Certainly, dividend growth is usually taken as a sign of corporate strength. Dividend payouts usually reflect confidence in the future of a business and demand reasonable cash flow to support them. Peter Temple on his iii blog says that there are signs that corporate confidence is improving: "According to figures from the Institute of Practitioners in Advertising (IPA), we are seeing a rise in UK business confidence numbers to the point where they are positive. More marketing budgets are being revised up than down, and marketing spending is increasing. Internet advertising is being revised upwards the greatest extent of all, at the expense of more conventional media."
Where's the data?
This view is supported by data from the British Chamber of Commerce (BCC) announced in early April. Its Quarterly Economic Survey (QES) takes in views from 8,000 businesses across the UK and showed that "almost all the key national balances have strengthened in Q1, for both manufacturing and services, and are now much stronger than during the worst phase of the recent recession…The manufacturing and service sector balances for home deliveries and forward-looking orders rose to the strongest levels since Q2 2011. This is a repeating theme throughout this quarter."
But it is also because investors have started to demand higher payments. Sonja Laud, fund manager, Global Equity Income at Schroders, says: "With yield compression in bond markets having such a savage effect on investors' income, there has been an emerging interest in alternative income-generating investments. So it follows that the benefits of equity income investing are recapturing investors' attention.

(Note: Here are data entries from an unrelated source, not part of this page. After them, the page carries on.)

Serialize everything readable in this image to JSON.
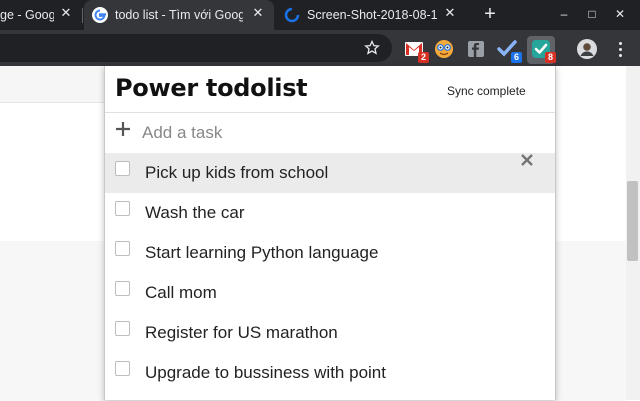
{
  "tabs": [
    {
      "title": "ge - Googl",
      "favicon": "google-icon"
    },
    {
      "title": "todo list - Tìm với Goog",
      "favicon": "google-icon"
    },
    {
      "title": "Screen-Shot-2018-08-1",
      "favicon": "loading-icon"
    }
  ],
  "extensions": [
    {
      "name": "gmail-extension-icon",
      "badge": "2",
      "badge_color": "#d93025"
    },
    {
      "name": "face-extension-icon",
      "badge": ""
    },
    {
      "name": "facebook-extension-icon",
      "badge": ""
    },
    {
      "name": "checkmark-extension-icon",
      "badge": "6",
      "badge_color": "#1a73e8"
    },
    {
      "name": "power-todolist-extension-icon",
      "badge": "8",
      "badge_color": "#d93025"
    }
  ],
  "popup": {
    "title": "Power todolist",
    "sync_status": "Sync complete",
    "add_placeholder": "Add a task",
    "tasks": [
      "Pick up kids from school",
      "Wash the car",
      "Start learning Python language",
      "Call mom",
      "Register for US marathon",
      "Upgrade to bussiness with point"
    ]
  },
  "colors": {
    "tabstrip": "#202124",
    "toolbar": "#35363a",
    "todolist_accent": "#26a69a"
  }
}
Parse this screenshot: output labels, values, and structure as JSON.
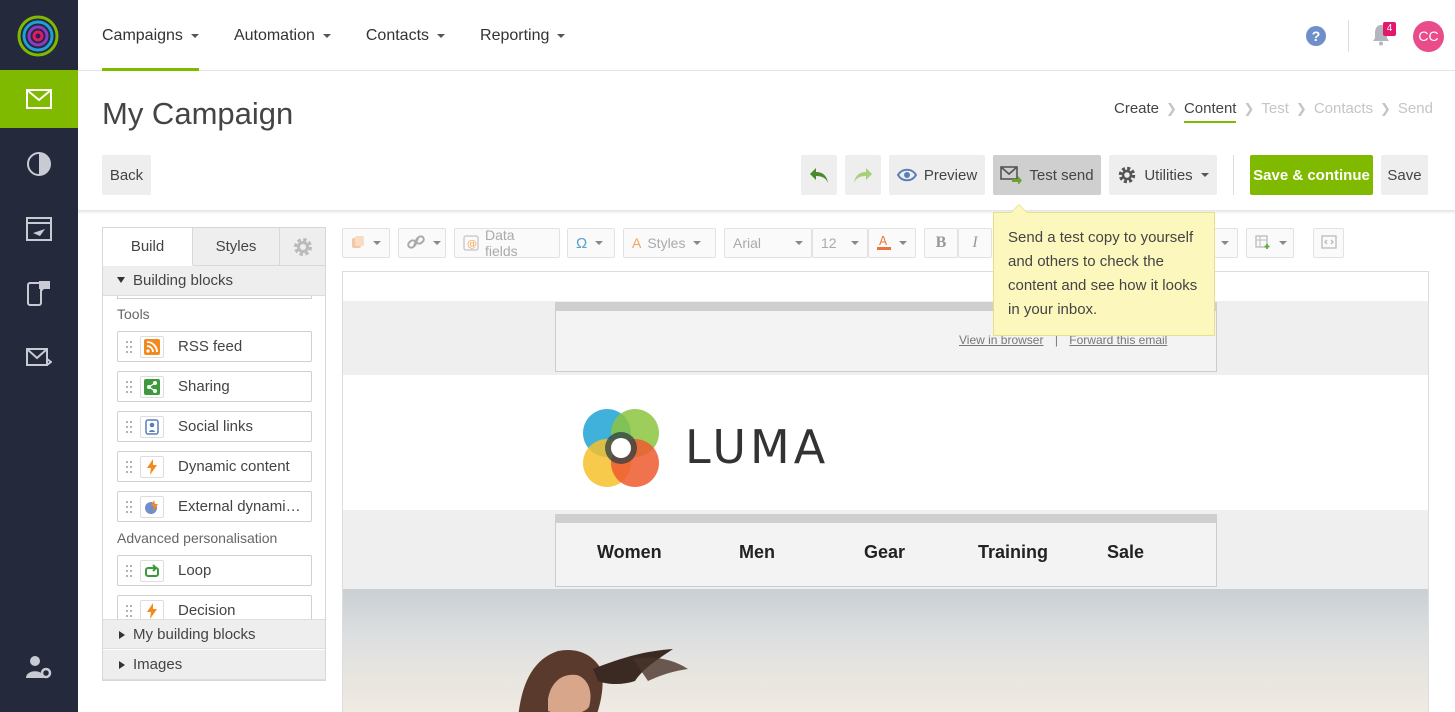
{
  "nav": {
    "menu": [
      {
        "label": "Campaigns"
      },
      {
        "label": "Automation"
      },
      {
        "label": "Contacts"
      },
      {
        "label": "Reporting"
      }
    ],
    "notification_count": "4",
    "avatar_initials": "CC",
    "help": "?"
  },
  "page": {
    "title": "My Campaign"
  },
  "steps": [
    {
      "label": "Create"
    },
    {
      "label": "Content"
    },
    {
      "label": "Test"
    },
    {
      "label": "Contacts"
    },
    {
      "label": "Send"
    }
  ],
  "toolbar": {
    "back": "Back",
    "preview": "Preview",
    "test_send": "Test send",
    "utilities": "Utilities",
    "save_continue": "Save & continue",
    "save": "Save"
  },
  "tooltip": {
    "text": "Send a test copy to yourself and others to check the content and see how it looks in your inbox."
  },
  "panel": {
    "tabs": {
      "build": "Build",
      "styles": "Styles"
    },
    "building_blocks": "Building blocks",
    "tools_label": "Tools",
    "tools": [
      {
        "label": "RSS feed"
      },
      {
        "label": "Sharing"
      },
      {
        "label": "Social links"
      },
      {
        "label": "Dynamic content"
      },
      {
        "label": "External dynamic content"
      }
    ],
    "advanced_label": "Advanced personalisation",
    "advanced": [
      {
        "label": "Loop"
      },
      {
        "label": "Decision"
      }
    ],
    "my_blocks": "My building blocks",
    "images": "Images"
  },
  "editor": {
    "data_fields": "Data fields",
    "styles": "Styles",
    "font": "Arial",
    "size": "12",
    "omega": "Ω",
    "bold": "B",
    "italic": "I"
  },
  "email": {
    "view_in_browser": "View in browser",
    "separator": "|",
    "forward": "Forward this email",
    "brand": "LUMA",
    "nav": [
      "Women",
      "Men",
      "Gear",
      "Training",
      "Sale"
    ]
  },
  "colors": {
    "accent": "#7fba00",
    "rail": "#242a3b",
    "tooltip": "#fcf8bd",
    "badge": "#e3186d",
    "avatar": "#ea4b8b"
  }
}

"With capital appreciation accounting for the bulk of equity returns during the bull markets of the 1980s and 1990s, investors were willing to forsake dividends as share prices soared. However, with greater volatility in markets becoming a more entrenched feature, the unpredictability of equity market returns today is making it more difficult for investors to rely on capital appreciation alone to meet return targets."
In the US, for example, Apple started paying a dividend to investors for the first time in 17 years this year: "Apple's goal is clear. It wants to slightly reduce its total cash and securities holdings of nearly €100 billion. CEO Tim Cook explained frankly this paradigm shift unthinkable under Steve Jobs, saying that the company does not know where to put its money. CFO Peter Oppenheimer added that over the next three years, Apple wants to spend $45 billion on dividends, share buybacks and employee stock options."